PanThe Times (UK)Stavrakopoulou has the good grace to quote these distinguished opponents, but she never explains why they are wrong. There is, instead, a lot of dark insinuation that this was the theologians’ \'strategy\' to \'veil\' the truth, or that they were under the “elitist” influence of Greek philosophers who wrote about the immateriality of God: throughout this book, taking Plato and Aristotle seriously is considered a rather shameful habit ... Stavrakopoulou has a lively, unfussy prose style well suited to this kind of study ... More often, however, Stavrakopoulou’s interpretations drain the colour from the Bible ... The blurb suggests that Stavrakopoulou will examine \'the origins of our civilisation\', but her approach tends to make the Bible’s most important passages meaningless or ridiculous ... Great texts always provoke varying interpretations: it is one mark of their greatness that each generation finds something new in them. But sometimes a novel interpretation is also hopelessly wrongheaded.
MixedThe Times (UK)The book starts promisingly enough, with Raihani gathering weird and wonderful examples of the “social instinct” among humans and our fellow creatures ... The only problem is Raihani’s fairly rigid application of Darwinian logic. She doesn’t get bogged down in the long-running debate about how much of human nature can be explained by evolution. Still, the book tends towards the approach that the philosopher-neuroscientist Raymond Tallis witheringly calls \'Darwinitis\'; interpreting all human behaviour in terms of how it helps us to survive or reproduce.

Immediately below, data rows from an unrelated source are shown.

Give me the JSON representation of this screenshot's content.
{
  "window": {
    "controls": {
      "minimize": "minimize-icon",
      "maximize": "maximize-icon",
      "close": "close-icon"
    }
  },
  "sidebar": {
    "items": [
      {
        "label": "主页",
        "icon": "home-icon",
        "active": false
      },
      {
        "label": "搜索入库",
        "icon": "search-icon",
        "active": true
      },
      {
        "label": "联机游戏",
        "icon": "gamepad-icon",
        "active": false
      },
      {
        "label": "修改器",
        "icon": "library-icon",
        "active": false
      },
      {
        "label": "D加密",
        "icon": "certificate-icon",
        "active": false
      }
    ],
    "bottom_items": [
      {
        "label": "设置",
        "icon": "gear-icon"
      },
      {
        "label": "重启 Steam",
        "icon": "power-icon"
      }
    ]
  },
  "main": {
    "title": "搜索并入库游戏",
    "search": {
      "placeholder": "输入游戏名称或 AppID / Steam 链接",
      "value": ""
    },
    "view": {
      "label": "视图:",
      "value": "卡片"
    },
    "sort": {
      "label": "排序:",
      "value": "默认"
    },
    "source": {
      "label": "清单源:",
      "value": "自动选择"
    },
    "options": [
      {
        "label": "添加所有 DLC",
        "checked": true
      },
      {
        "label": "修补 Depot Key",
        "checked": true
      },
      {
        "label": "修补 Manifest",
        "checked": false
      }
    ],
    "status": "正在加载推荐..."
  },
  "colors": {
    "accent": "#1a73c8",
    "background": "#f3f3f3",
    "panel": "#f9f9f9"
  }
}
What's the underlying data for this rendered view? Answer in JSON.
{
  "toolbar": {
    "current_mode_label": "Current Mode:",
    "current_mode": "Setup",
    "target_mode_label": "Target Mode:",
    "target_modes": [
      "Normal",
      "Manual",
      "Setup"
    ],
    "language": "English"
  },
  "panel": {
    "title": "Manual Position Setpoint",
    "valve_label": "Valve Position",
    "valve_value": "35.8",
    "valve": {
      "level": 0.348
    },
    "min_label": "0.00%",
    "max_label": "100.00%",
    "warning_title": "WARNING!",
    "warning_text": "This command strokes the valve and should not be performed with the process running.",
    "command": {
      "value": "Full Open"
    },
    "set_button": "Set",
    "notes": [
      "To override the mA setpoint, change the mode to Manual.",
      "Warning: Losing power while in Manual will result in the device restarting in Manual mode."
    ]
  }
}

The \'ultimate explanation\' of our habits, Raihani believes, is a Darwinian one.